▸ YOUR TASK
Check each line of the records for "group"; collect those that have it.

▸ RECORDS FOR THIS EXERCISE

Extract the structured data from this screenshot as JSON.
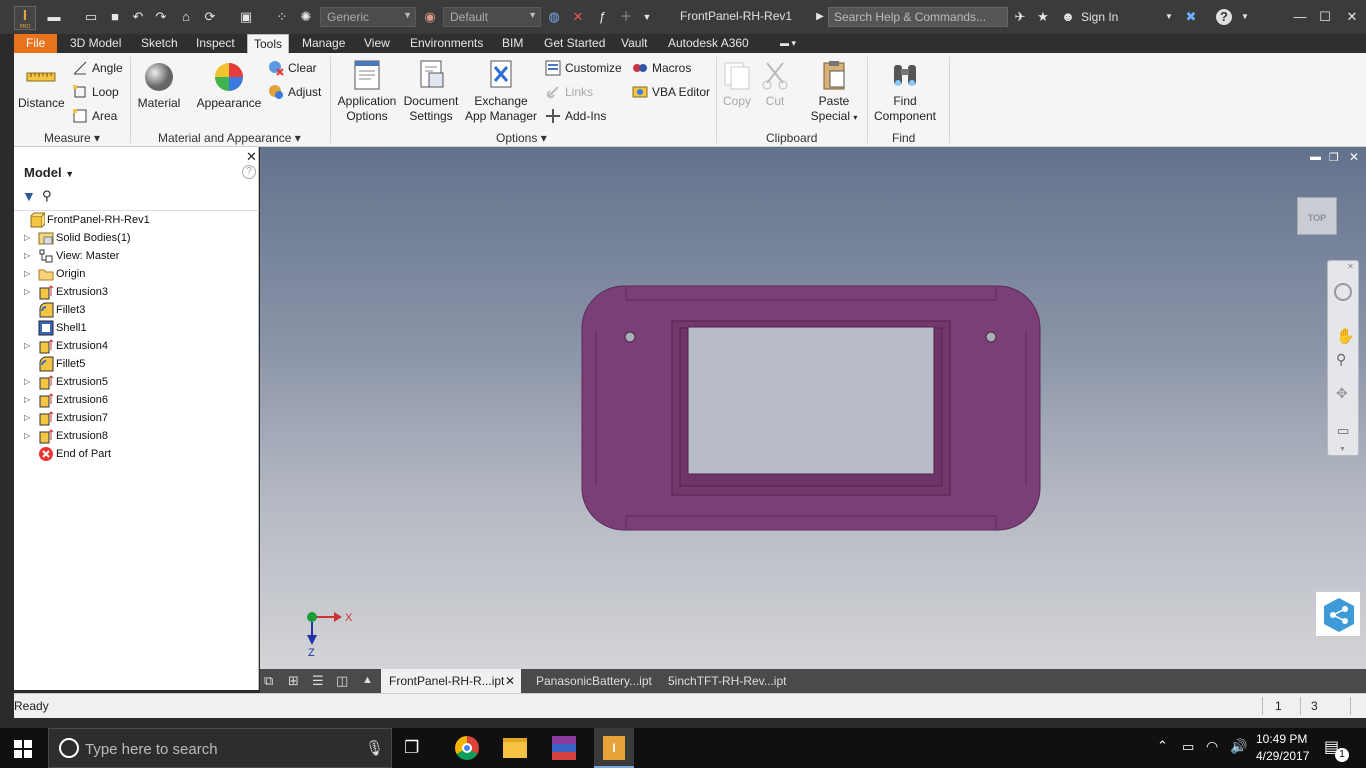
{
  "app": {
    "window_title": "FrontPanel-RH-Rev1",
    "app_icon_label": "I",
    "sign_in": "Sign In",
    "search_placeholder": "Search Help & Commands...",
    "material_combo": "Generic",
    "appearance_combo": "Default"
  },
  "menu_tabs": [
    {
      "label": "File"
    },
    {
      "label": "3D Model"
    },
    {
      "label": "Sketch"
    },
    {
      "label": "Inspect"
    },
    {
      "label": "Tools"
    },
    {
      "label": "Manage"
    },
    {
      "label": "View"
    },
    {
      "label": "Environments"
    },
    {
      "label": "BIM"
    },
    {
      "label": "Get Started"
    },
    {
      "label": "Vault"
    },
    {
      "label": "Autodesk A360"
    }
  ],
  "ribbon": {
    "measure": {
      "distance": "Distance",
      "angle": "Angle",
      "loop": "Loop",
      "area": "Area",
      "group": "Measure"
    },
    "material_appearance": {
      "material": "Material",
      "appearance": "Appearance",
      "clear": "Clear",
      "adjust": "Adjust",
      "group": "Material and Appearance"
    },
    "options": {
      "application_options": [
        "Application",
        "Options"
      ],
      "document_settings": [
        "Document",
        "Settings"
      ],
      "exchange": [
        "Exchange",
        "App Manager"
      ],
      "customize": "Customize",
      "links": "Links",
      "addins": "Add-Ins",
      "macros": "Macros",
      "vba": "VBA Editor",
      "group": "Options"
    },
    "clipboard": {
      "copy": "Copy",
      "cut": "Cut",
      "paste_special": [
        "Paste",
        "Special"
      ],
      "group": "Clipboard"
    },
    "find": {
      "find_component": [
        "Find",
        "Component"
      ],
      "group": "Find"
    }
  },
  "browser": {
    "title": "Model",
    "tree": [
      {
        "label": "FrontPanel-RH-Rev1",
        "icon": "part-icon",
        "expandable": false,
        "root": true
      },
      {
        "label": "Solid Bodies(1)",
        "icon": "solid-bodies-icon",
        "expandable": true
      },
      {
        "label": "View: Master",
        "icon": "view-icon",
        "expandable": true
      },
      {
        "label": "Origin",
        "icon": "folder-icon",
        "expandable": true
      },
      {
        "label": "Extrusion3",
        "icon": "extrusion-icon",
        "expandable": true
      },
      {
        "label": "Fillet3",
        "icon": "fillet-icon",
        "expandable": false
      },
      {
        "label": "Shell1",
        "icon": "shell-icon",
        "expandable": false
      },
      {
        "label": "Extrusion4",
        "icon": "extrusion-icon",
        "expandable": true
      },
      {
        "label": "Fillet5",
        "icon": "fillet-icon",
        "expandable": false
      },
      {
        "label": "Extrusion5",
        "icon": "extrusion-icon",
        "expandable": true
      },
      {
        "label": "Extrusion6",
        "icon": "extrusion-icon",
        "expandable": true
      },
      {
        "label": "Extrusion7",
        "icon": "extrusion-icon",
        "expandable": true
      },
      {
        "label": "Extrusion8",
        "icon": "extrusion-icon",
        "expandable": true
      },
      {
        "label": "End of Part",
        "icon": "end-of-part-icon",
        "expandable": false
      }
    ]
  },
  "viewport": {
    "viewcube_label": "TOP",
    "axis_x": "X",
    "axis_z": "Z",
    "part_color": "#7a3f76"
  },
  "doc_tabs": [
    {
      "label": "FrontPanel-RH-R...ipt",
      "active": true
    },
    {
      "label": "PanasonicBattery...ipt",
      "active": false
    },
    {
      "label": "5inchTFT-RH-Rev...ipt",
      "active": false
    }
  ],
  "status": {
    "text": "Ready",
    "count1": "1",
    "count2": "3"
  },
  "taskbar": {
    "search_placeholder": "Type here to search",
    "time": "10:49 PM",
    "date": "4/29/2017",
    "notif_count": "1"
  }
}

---

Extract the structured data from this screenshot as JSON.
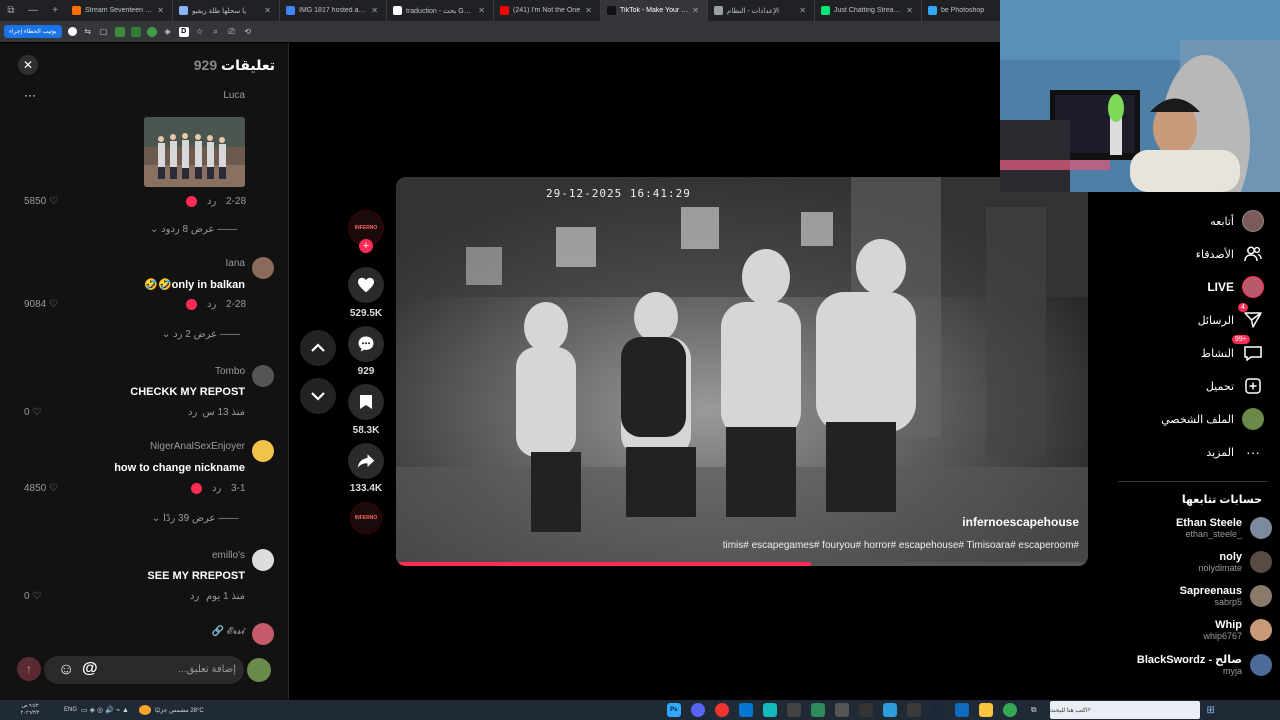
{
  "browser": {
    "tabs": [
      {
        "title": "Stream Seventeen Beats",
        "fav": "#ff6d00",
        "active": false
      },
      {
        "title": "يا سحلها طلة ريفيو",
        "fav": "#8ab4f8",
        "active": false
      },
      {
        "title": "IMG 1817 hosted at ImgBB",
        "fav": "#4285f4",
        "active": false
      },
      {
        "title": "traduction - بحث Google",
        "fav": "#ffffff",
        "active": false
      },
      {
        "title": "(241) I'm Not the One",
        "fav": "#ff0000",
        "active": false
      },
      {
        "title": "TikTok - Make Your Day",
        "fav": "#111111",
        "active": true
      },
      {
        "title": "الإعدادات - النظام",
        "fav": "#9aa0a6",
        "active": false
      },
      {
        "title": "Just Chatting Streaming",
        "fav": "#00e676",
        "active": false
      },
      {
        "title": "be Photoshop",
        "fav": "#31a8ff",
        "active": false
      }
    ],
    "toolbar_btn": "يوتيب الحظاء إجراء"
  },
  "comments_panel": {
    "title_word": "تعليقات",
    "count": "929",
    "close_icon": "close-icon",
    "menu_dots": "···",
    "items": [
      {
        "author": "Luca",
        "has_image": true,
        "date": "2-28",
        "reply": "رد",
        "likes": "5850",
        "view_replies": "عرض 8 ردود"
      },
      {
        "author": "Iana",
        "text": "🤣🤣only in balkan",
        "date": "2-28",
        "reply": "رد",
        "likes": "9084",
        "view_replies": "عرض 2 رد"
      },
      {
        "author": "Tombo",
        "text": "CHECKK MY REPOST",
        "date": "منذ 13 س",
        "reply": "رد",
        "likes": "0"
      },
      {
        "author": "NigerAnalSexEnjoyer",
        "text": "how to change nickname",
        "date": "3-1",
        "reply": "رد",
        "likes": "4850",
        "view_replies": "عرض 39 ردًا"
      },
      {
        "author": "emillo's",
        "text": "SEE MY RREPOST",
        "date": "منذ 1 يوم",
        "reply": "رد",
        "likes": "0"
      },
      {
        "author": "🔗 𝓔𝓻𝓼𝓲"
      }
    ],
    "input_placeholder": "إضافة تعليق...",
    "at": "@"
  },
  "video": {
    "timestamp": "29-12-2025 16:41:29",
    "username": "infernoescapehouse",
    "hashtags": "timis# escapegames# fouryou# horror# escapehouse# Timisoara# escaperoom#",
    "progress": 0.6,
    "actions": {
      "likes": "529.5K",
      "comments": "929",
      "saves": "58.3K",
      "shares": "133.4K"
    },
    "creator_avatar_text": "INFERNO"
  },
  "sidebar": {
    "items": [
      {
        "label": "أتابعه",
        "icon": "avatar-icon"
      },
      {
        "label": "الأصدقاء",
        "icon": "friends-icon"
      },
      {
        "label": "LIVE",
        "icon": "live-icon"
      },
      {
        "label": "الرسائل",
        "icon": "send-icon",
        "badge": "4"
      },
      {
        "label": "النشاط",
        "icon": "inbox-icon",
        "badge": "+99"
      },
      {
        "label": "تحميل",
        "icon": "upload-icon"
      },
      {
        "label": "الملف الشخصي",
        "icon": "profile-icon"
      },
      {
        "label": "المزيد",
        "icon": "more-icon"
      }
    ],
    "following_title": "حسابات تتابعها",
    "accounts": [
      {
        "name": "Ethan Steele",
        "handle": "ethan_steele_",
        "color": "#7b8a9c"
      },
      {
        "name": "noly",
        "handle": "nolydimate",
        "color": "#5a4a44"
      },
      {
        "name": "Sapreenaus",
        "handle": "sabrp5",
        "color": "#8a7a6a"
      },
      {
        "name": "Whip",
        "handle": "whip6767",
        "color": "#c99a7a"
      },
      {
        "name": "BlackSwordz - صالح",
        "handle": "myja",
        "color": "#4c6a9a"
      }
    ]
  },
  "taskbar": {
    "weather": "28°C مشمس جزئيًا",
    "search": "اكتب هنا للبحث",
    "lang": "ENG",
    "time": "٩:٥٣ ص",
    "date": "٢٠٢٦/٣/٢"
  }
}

▸ RESPONSE TO THIS EXERCISE
      "group": "Measure"
      "group": "Material and Appearance"
      "group": "Options"
      "group": "Clipboard"
      "group": "Find"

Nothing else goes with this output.